▶ Task requirements
Write out the entries exactly, pictures excluded.

══ Dataset content ══

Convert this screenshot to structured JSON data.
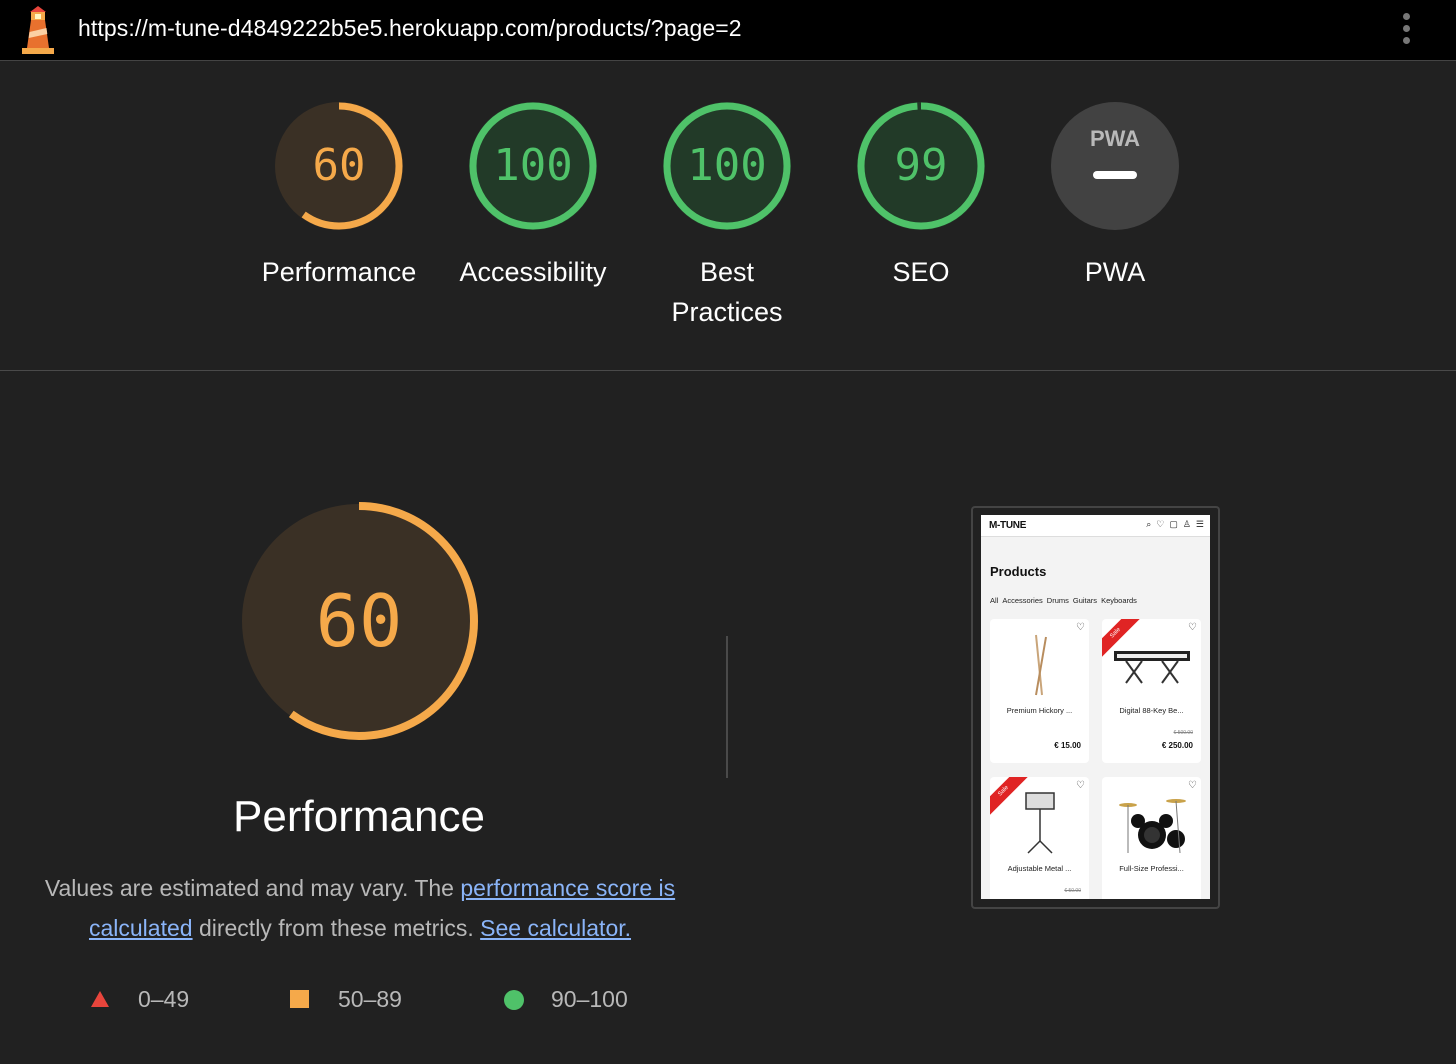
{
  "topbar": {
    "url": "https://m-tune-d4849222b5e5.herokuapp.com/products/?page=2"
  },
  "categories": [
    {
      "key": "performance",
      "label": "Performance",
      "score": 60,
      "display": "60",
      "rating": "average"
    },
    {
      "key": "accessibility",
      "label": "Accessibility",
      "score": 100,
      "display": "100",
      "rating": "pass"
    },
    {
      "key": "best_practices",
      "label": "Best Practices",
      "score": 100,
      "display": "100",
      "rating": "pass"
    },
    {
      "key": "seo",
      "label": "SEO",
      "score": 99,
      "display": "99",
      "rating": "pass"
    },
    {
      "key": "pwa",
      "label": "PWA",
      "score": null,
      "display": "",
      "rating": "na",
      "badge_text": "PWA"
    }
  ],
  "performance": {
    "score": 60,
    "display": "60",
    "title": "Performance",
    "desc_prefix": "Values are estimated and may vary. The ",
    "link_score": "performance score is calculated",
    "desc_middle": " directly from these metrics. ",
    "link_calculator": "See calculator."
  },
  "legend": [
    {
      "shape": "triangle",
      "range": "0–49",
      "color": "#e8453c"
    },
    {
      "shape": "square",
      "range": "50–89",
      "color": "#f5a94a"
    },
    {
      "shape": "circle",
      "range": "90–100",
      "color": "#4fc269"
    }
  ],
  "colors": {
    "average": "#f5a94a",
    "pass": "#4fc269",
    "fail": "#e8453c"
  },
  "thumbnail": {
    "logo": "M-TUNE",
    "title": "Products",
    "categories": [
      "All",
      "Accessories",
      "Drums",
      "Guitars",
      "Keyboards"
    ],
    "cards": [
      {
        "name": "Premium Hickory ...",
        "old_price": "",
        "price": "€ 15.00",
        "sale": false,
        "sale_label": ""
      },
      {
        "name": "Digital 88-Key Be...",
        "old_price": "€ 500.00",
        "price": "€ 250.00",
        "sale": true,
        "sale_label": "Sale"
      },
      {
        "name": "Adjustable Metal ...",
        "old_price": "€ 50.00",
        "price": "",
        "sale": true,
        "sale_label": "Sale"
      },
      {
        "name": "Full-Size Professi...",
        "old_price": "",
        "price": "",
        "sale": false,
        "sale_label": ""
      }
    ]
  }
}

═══

▶ Written solution
Convert this screenshot to structured JSON data.
{
  "topbar": {
    "url": "https://m-tune-d4849222b5e5.herokuapp.com/products/?page=2"
  },
  "categories": [
    {
      "key": "performance",
      "label": "Performance",
      "score": 60,
      "display": "60",
      "rating": "average"
    },
    {
      "key": "accessibility",
      "label": "Accessibility",
      "score": 100,
      "display": "100",
      "rating": "pass"
    },
    {
      "key": "best_practices",
      "label": "Best Practices",
      "score": 100,
      "display": "100",
      "rating": "pass"
    },
    {
      "key": "seo",
      "label": "SEO",
      "score": 99,
      "display": "99",
      "rating": "pass"
    },
    {
      "key": "pwa",
      "label": "PWA",
      "score": null,
      "display": "",
      "rating": "na",
      "badge_text": "PWA"
    }
  ],
  "performance": {
    "score": 60,
    "display": "60",
    "title": "Performance",
    "desc_prefix": "Values are estimated and may vary. The ",
    "link_score": "performance score is calculated",
    "desc_middle": " directly from these metrics. ",
    "link_calculator": "See calculator."
  },
  "legend": [
    {
      "shape": "triangle",
      "range": "0–49",
      "color": "#e8453c"
    },
    {
      "shape": "square",
      "range": "50–89",
      "color": "#f5a94a"
    },
    {
      "shape": "circle",
      "range": "90–100",
      "color": "#4fc269"
    }
  ],
  "colors": {
    "average": "#f5a94a",
    "pass": "#4fc269",
    "fail": "#e8453c"
  },
  "thumbnail": {
    "logo": "M-TUNE",
    "title": "Products",
    "categories": [
      "All",
      "Accessories",
      "Drums",
      "Guitars",
      "Keyboards"
    ],
    "cards": [
      {
        "name": "Premium Hickory ...",
        "old_price": "",
        "price": "€ 15.00",
        "sale": false,
        "sale_label": ""
      },
      {
        "name": "Digital 88-Key Be...",
        "old_price": "€ 500.00",
        "price": "€ 250.00",
        "sale": true,
        "sale_label": "Sale"
      },
      {
        "name": "Adjustable Metal ...",
        "old_price": "€ 50.00",
        "price": "",
        "sale": true,
        "sale_label": "Sale"
      },
      {
        "name": "Full-Size Professi...",
        "old_price": "",
        "price": "",
        "sale": false,
        "sale_label": ""
      }
    ]
  }
}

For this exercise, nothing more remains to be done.